== Segment start ==

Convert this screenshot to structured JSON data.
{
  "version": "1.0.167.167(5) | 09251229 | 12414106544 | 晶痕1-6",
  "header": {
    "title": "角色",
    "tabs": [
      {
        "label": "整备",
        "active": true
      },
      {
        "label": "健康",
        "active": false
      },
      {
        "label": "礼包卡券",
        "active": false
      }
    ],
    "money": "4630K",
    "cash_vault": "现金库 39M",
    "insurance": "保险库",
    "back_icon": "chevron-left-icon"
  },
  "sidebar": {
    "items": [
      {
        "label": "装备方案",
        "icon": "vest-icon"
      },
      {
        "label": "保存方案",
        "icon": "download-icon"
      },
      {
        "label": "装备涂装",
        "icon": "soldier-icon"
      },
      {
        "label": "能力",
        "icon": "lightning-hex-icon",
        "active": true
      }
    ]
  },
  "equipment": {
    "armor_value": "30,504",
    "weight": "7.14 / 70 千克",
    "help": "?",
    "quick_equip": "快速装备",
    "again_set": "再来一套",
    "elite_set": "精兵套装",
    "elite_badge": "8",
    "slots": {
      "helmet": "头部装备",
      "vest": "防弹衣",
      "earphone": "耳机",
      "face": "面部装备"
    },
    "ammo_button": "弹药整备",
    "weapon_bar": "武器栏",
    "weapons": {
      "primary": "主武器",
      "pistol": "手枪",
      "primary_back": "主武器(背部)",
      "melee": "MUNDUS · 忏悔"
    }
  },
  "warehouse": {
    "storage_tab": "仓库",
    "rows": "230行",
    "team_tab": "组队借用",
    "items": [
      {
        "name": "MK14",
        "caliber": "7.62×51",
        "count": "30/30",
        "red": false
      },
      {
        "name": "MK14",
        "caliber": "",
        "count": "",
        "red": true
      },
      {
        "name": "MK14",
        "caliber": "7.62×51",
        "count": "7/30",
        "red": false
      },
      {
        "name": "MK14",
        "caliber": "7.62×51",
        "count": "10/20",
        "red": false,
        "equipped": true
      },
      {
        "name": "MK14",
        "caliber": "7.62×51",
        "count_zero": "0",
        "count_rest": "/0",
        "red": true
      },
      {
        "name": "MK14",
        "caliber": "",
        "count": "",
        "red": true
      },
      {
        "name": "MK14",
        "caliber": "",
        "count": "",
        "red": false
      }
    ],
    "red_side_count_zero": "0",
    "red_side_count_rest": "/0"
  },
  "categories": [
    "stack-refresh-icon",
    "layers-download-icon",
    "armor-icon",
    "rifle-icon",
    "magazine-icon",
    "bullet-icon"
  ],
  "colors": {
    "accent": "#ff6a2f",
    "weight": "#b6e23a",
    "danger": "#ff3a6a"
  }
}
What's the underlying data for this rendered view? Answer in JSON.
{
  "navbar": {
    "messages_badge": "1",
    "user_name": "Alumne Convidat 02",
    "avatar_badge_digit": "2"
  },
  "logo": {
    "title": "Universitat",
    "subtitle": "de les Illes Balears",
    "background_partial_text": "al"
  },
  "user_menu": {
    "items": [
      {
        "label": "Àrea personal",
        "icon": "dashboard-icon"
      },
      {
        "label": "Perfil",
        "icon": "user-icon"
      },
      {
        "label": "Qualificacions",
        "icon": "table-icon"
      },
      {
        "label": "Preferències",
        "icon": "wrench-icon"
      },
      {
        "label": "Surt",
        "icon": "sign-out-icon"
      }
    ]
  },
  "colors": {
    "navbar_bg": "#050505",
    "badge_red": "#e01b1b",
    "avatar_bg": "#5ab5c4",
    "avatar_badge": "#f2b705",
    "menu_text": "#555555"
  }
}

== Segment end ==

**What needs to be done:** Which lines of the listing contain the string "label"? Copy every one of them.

**Finished task:**
        "label": "整备",
        "label": "健康",
        "label": "礼包卡券",
        "label": "装备方案",
        "label": "保存方案",
        "label": "装备涂装",
        "label": "能力",
        "label": "Àrea personal",
        "label": "Perfil",
        "label": "Qualificacions",
        "label": "Preferències",
        "label": "Surt",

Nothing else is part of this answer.